      dw59
  • RE: Will Microsoft follow Apple and revert to its former disclosure playbook?

    I think Microsoft adopted the "Apple" strategy of keeping it close to the vest because they were sick of seeing their announced features show up in Apple products before the Windows release was available. The longer release cycles of Windows compared to the 12-18 month release cycle of OSX really worked to Apples advantage here. For example:
    - Integrated search was shown on Longhorn in an early build. MS stated it would not be avilable in XP. The next major release of OSX had a feature called Spotlight. Vista was delayed and MS backtracked and released an addone for desktop search for XP.
    - Microsoft demoed an early verison of the split keyboard when in horizontal orientation. A few months later, Apple announced iOS5 would have a split keyboard.
    - Microsoft leaks showed that Win8 would have a an app store (liek most mobile platforms). Months later, Apple announces that OSX would have an app store.

    I'm not saying these companies don't borrow ideas from each other, but I think MS is tired of not getting credit for their good ideas.
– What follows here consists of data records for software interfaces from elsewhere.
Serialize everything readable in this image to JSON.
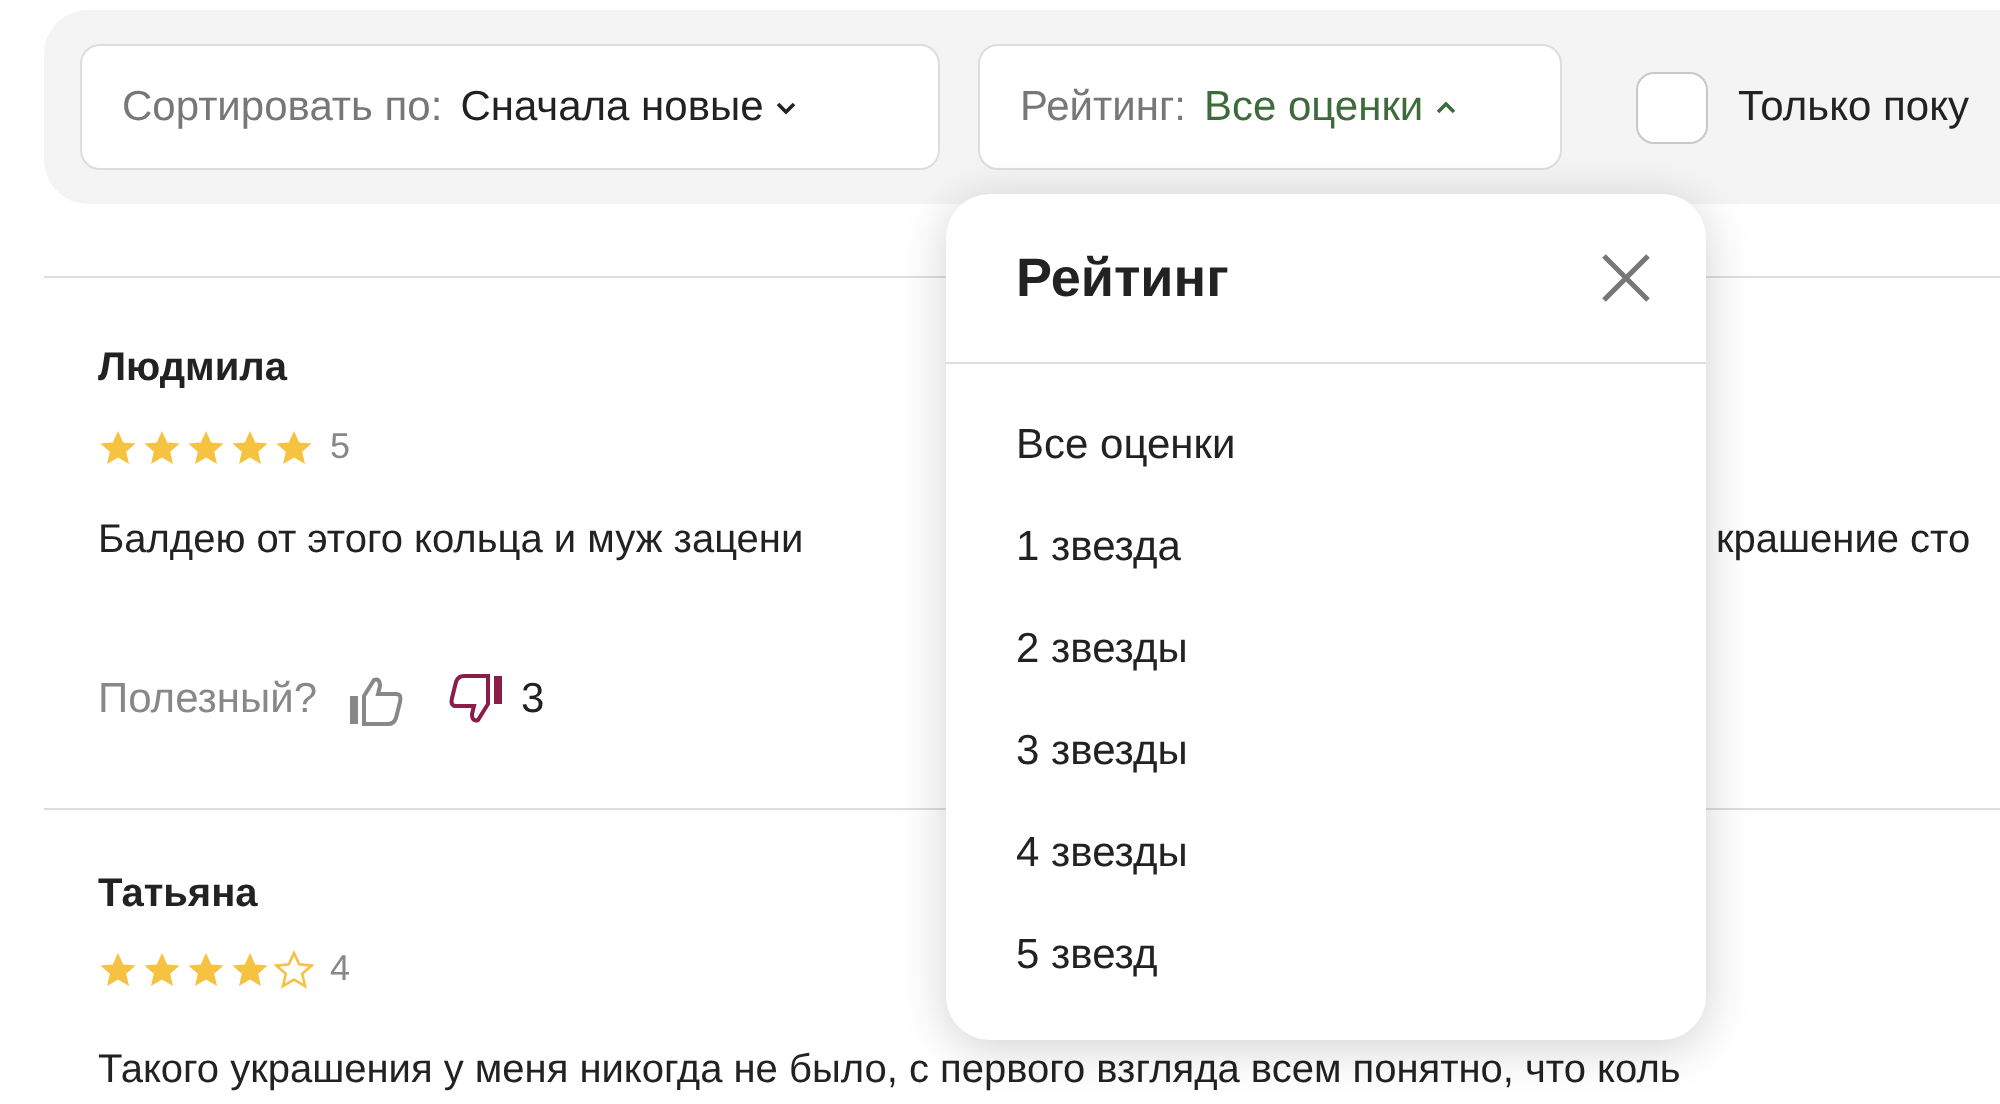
{
  "filters": {
    "sort": {
      "label": "Сортировать по:",
      "value": "Сначала новые"
    },
    "rating": {
      "label": "Рейтинг:",
      "value": "Все оценки",
      "expanded": true
    },
    "buyers_only": {
      "label": "Только поку",
      "checked": false
    }
  },
  "reviews": [
    {
      "author": "Людмила",
      "stars": 5,
      "rating_text": "5",
      "text_parts": [
        "Балдею от этого кольца и муж зацени",
        "крашение сто"
      ],
      "helpful_label": "Полезный?",
      "liked": false,
      "disliked": true,
      "dislike_count": "3"
    },
    {
      "author": "Татьяна",
      "stars": 4,
      "rating_text": "4",
      "text_parts": [
        "Такого украшения у меня никогда не было, с первого взгляда всем понятно, что коль"
      ]
    }
  ],
  "rating_popup": {
    "title": "Рейтинг",
    "options": [
      {
        "label": "Все оценки"
      },
      {
        "label": "1 звезда"
      },
      {
        "label": "2 звезды"
      },
      {
        "label": "3 звезды"
      },
      {
        "label": "4 звезды"
      },
      {
        "label": "5 звезд"
      }
    ]
  }
}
I wish MS would also speed up delivery cycles of major versions.
    frankwick
    • Of course...

      @frankwick
      ...MS was hyping those very same features years before they actually appeared.
      John L. Ries
    • A little bit of revisionist history there.

      @frankwick MS <i>announced</i> the Win 8 App store on 18 Aug. 2011, and has yet to ship it (or Win 8). Apple announced the Mac app store on October 20, 2010 and <b>it was up and running</b> on January 6, 2011, 11 weeks later. Like Steve once said, "real artists ship!"
      matthew_maurice
  • RE: Will Microsoft follow Apple and revert to its former disclosure playbook?

    three newsletters from cnet and what are they about apple. nothing out but apple
    sarai1313@...
  • RE: Will Microsoft follow Apple and revert to its former disclosure playbook?

    Re "Microsoft is not commenting as to whether the Consumer Preview bits will be out on February 29, before that date, or after that date. I asked."

    Surely it can't be AFTER that date, because Sinofsky, in last week's post, said:

    "By the end of the month, the Windows Consumer Preview (the beta) of Windows 8 on x86/64, will be made available for download."

    "The Windows Consumer Preview, the beta of Windows 8 on x86/64, will be available for download by the end of February."
    rseiler